**Your task:** Wherever the string "skip" appears in the listing, copy that line.
────────────────
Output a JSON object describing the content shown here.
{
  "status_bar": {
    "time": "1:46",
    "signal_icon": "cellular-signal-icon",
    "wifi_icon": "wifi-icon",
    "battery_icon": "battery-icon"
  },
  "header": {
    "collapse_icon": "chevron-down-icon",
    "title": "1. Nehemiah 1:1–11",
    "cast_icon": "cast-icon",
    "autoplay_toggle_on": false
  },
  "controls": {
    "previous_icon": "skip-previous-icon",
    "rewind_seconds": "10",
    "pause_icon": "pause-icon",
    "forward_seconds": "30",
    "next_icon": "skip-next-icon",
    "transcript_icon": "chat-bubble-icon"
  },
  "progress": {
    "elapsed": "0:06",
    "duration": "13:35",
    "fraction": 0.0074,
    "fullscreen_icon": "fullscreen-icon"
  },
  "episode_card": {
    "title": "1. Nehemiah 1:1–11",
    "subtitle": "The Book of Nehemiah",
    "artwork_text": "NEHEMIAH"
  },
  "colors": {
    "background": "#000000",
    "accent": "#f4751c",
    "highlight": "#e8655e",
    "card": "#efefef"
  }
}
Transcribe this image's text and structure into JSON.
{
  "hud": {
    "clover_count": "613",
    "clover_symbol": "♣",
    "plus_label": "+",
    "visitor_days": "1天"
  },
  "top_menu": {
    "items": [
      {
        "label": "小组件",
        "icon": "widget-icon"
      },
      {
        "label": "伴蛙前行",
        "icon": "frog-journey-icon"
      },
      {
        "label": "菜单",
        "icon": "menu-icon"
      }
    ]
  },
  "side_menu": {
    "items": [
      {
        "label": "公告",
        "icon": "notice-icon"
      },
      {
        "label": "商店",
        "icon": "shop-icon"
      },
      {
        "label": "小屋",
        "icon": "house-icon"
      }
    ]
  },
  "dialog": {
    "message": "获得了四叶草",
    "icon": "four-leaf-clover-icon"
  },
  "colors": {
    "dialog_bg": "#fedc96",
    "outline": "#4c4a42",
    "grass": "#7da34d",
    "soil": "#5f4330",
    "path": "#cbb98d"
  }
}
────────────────
**Answer to the exercise:**
    "previous_icon": "skip-previous-icon",
    "next_icon": "skip-next-icon",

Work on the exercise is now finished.